Standing inside the entrance to Merville Barracks is a piece of aviation history, the last Dakota aircraft to have been in service with the R.A.F, still playing her part within the modern military after 70 years. The aircraft has featured in television documentaries, used as a backdrop for celebrity photographs, the Colchester Military Wives Choir and now welcomes all who pass into the barracks. With all that we know about this aircraft, she does hold one secret, which is that out of all the notable people she carried, one name stands out from the rest!
The aircraft itself is a Douglas C-47B-35-DK Mark IV, which was manufactured on 4th June 1945 in Oklahoma City in America and she was aircraft number 16670/33419 built by the Douglas Corporation. The number 35 is a block number denoting the model variation, whereas the letters DK denote Oklahoma City the location of manufacture. The aircraft was delivered to the USAAF on 6th June from the Douglas Aircraft plant and the following day delivered to the RAF in Montreal, Canada. At the time there was no great need for Dakotas in England and therefore she wasn’t delivered to RAF Kemble for operational service until 14th September 1945.

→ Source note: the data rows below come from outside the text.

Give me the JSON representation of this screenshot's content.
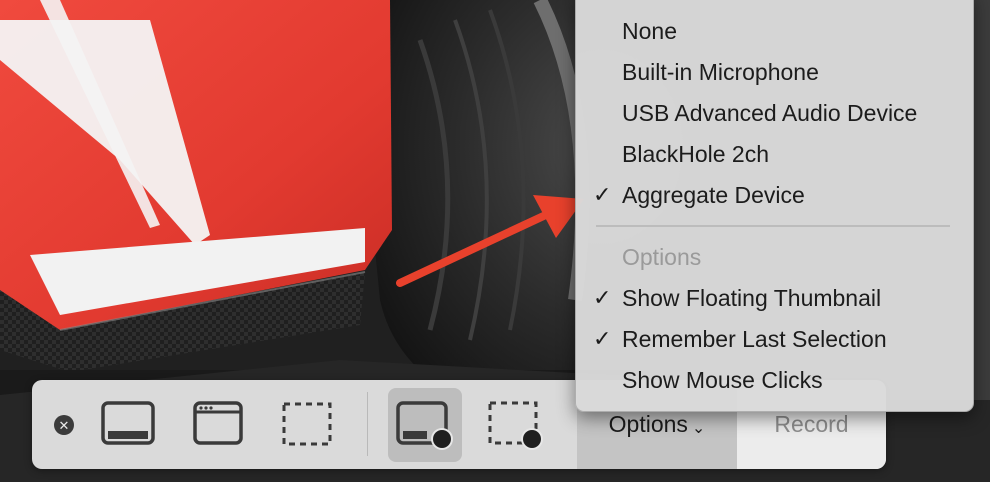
{
  "menu": {
    "items": [
      {
        "label": "None",
        "checked": false
      },
      {
        "label": "Built-in Microphone",
        "checked": false
      },
      {
        "label": "USB Advanced Audio Device",
        "checked": false
      },
      {
        "label": "BlackHole 2ch",
        "checked": false
      },
      {
        "label": "Aggregate Device",
        "checked": true
      }
    ],
    "options_header": "Options",
    "options": [
      {
        "label": "Show Floating Thumbnail",
        "checked": true
      },
      {
        "label": "Remember Last Selection",
        "checked": true
      },
      {
        "label": "Show Mouse Clicks",
        "checked": false
      }
    ],
    "check_glyph": "✓"
  },
  "toolbar": {
    "close_glyph": "✕",
    "tools": [
      {
        "name": "capture-entire-screen-icon"
      },
      {
        "name": "capture-window-icon"
      },
      {
        "name": "capture-selection-icon"
      },
      {
        "name": "record-entire-screen-icon",
        "selected": true
      },
      {
        "name": "record-selection-icon"
      }
    ],
    "options_label": "Options",
    "options_chevron": "⌄",
    "record_label": "Record"
  },
  "annotation": {
    "arrow_color": "#e8412c"
  }
}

A further five months passed before KP208 was delivered to 24 squadron based at RAF Bassingbourn, Cambridgeshire on 31st January 1946. This was the VIP squadron, and whilst in service throughout her flying life she carried many important people including Field Marshall Jan Smuts, Aneurin Bevan (known as Nye Bevan), Lord Mountbatten and General Bernard Law Montgomery himself. During the war and the years after she spent her time mainly in storage whilst not in use, but it was in the 1960’s that she once again took to the skies.
On 26th February 1962, KP208 was returned to RAF Northolt to be used by the Station Flight as a general communications aircraft and after two years the aircraft was refurbished again for VIP use. On 11th August 1964 she was transferred to the British High Commission in Safdar Jang, New Delhi to be used by the Air Attaché. Surprising she was even used for a short while by Hindustan Aeronautics Limited for transport duties during the merger of Hindustan Aircraft Limited and Aeronautics India Limited on 1st Oct 1964.
On 20th April 1967 KP208 had returned from India and arrived back at RAF Northolt to become the personal aircraft to the Commander in Chief, Allied Forces, Northern Europe who was General Sir Kenneth Darling who was based at Fornebu outside of Oslo, Norway. During this time the aircraft flew to many destinations around Europe, even flying up into the Arctic Circle. The General used this aircraft for just over four months until 31st August, often referring to her as “The Old Girl” in communications!
By September 1967, she was once again back in storage, only to fly for one more time. This was on the 18th May 1970, when she flew from RAF Kemble to RAF Odiham, before being transported by road to the Airborne Forces Museum in Aldershot, where she remained on display inside the gates.
The Museum in Aldershot closed back in 2008 and was transported to Colchester in January 2010 following a paint respray at North Weald. She was now painted in the colours of another aircraft, that of KG374 as a memorial to a D-Day veteran and his crew who were shot down during Operation ‘Market Garden’ at Arnhem in which the pilot, Flight Lieutenant David Lord, won a posthumous Victoria Cross for his actions that day.